Other stories involved people getting lost in its vast corridors – which needn’t have been exaggerated; within months of its completion, The New York Times called it “the great, concrete doughnut of a building where the War Department now lives . . . a maze of corridors, ramps and roads.” In 1992, in an article commemorating the building’s 50th anniversary, American Heritage magazine included this anecdote:
Another tale told of a woman who rushed up to a guard and exclaimed, “Quick! You have got to get me out of here. I’m about to have a baby.” The guard remonstrated, “You never should have come in here in that condition.” “I wasn’t when I came in,” she snapped back.
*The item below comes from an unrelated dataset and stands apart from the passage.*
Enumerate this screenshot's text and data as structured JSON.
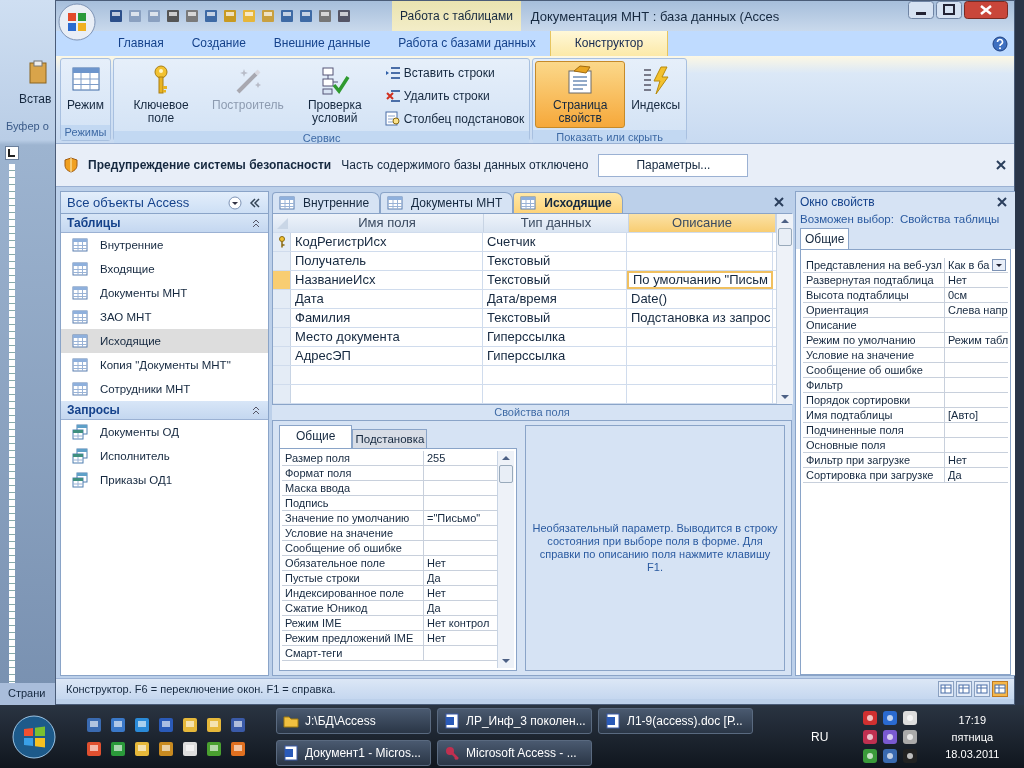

The denotation of a single office number was a difficult code for newcomers to crack, as the Army deputy chief of staff spelled out for new employees in an orientation pamphlet:
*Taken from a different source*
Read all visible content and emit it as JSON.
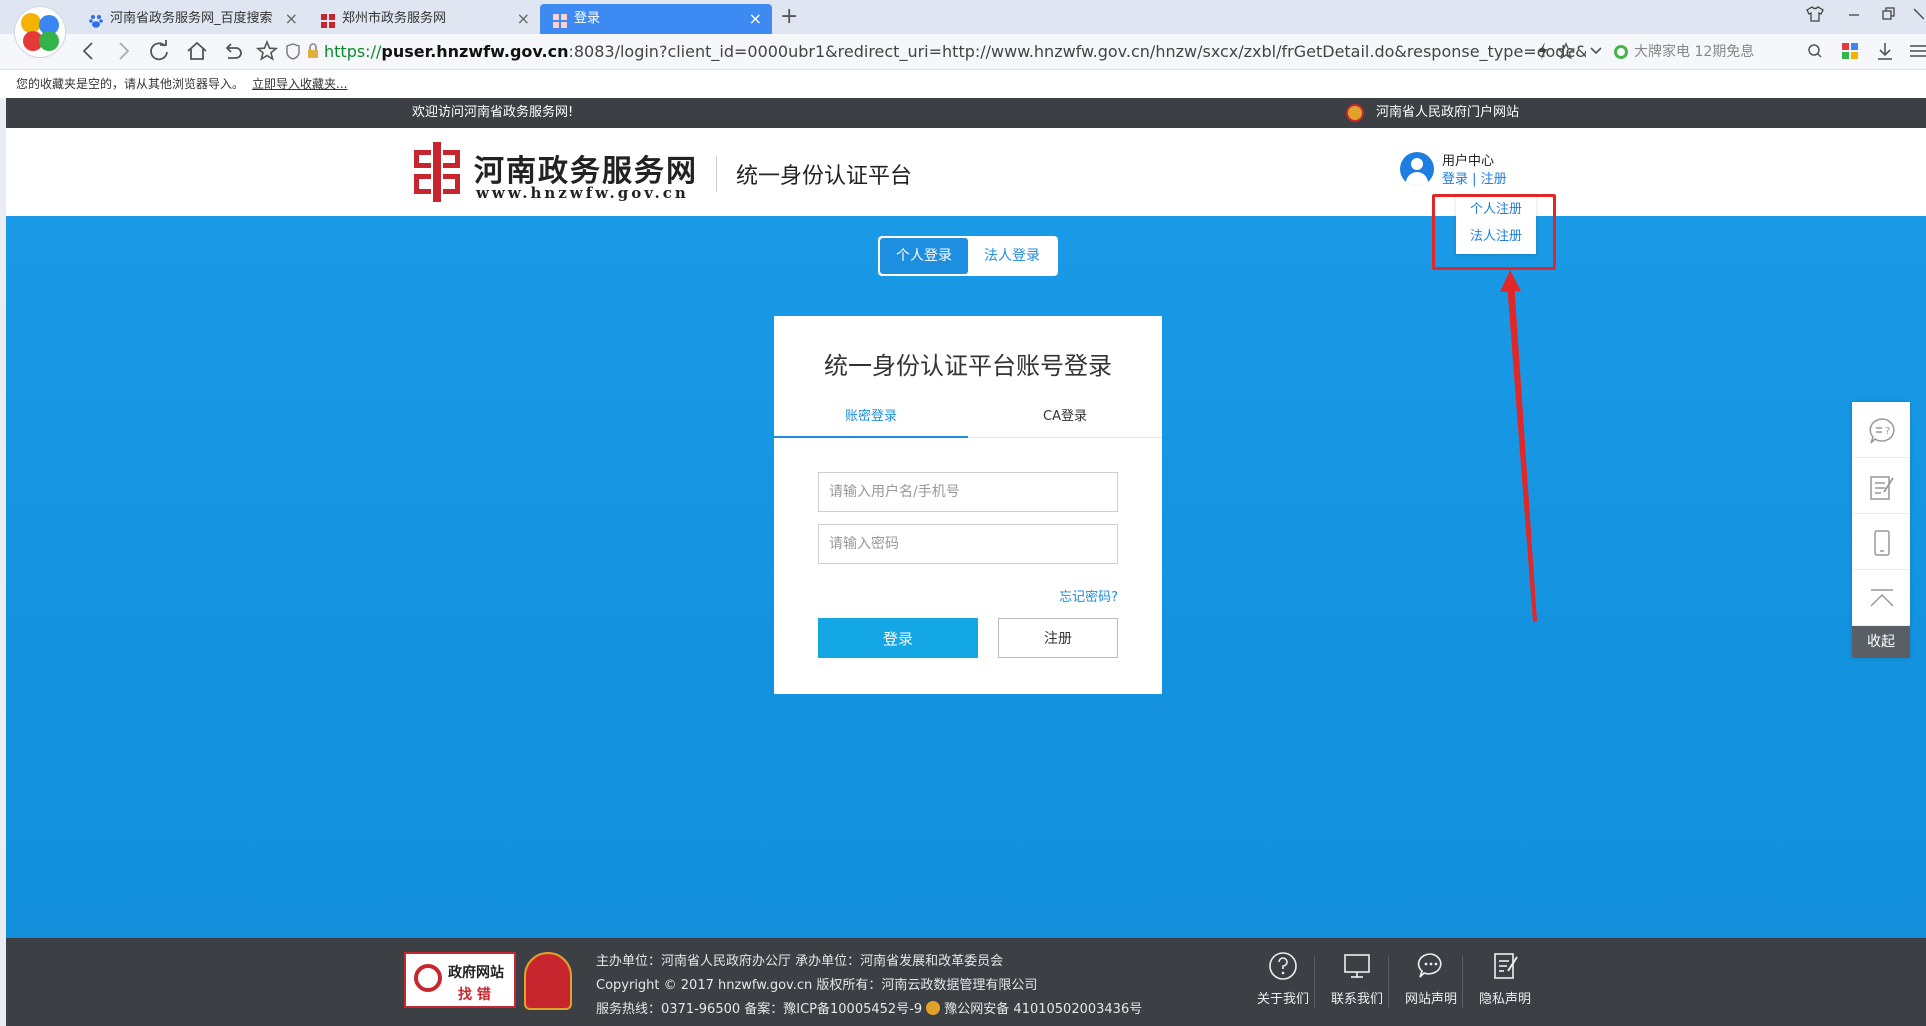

… Thus office number 3E210 is on the third floor, in the E Ring, about two tenths of the way around the E Ring in the clockwise direction, starting from the middle of the concourse … Here is your first quiz: find Room BG634A in the Pentagon and report back here. You have ten minutes. (Hint: to make sure you can find your way to turn in your paper, use a ball of string.)
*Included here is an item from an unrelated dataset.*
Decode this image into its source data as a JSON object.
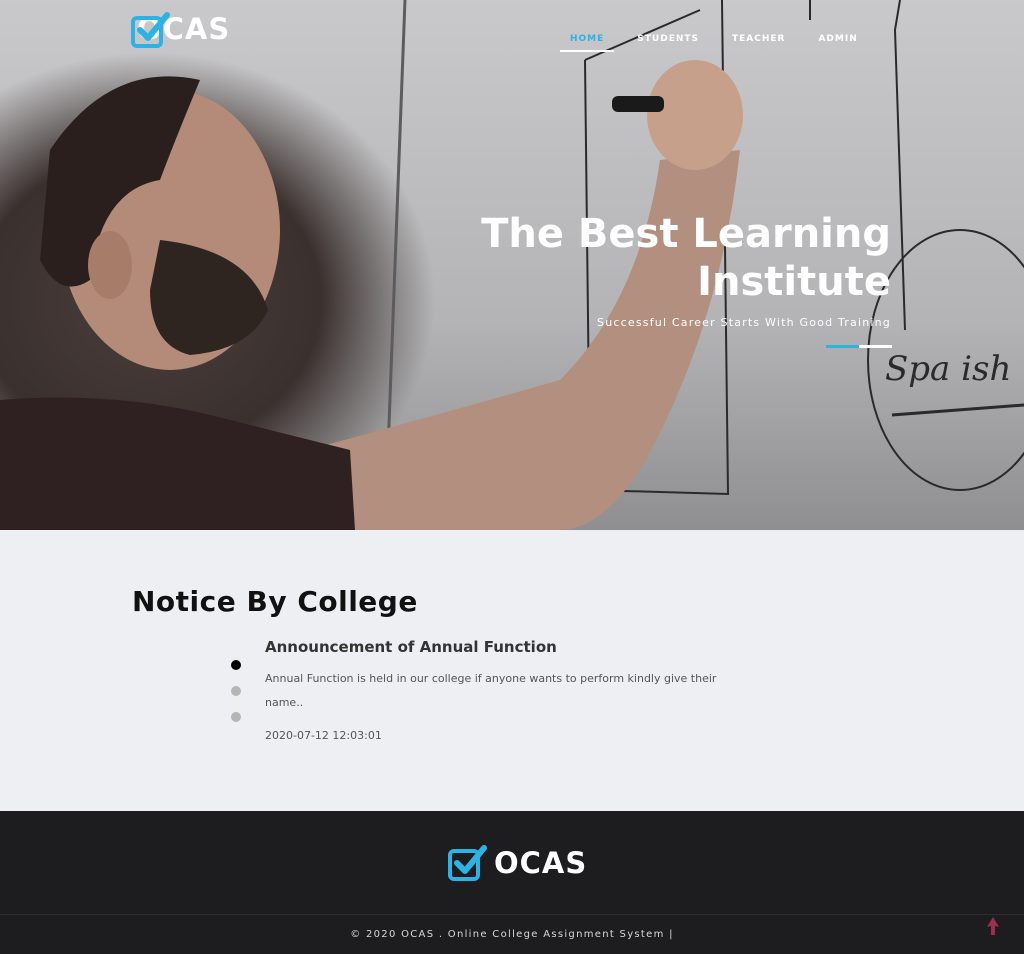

Life magazine reported that a typical new Pentagon arrival was “as confused as a fresh rat in a psychologist’s maze.” President Dwight D. Eisenhower, the World War II hero and former Army chief of staff, later wrote: “One had to give the building his grudging admiration; it had apparently been designed to confuse any enemy who might infiltrate it.”
During the 1950s, another myth sprang up concerning the hot dog stand in the center of the building’s inner courtyard: Every day around noon, the story went, Soviet satellites captured images of top military brass entering the building in the courtyard, and so, assuming it was the entrance to an important command-and-control bunker, kept at least two nuclear warheads aimed at it. The “world’s most dangerous hot dog stand,” also nicknamed “Café Ground Zero,” was replaced by a new eatery, the Center Court Café, in 2008.
The Pentagon’s massive physical, psychological, and geopolitical presence has given rise to more serious cultural debates. Architecturally, it’s the world’s largest example of the austere “Stripped Classical” style, manifested in an outer façade of Indiana limestone, simple columns, and minimal finishes and ornamentation, a look Newsweek magazine derided as “penitentiary-like.” Other observers have admired its simple style and its low elevation; it’s both imposing and subdued. “Large as the Pentagon was,” Vogel observed, “it barely made a ripple on the landscape.”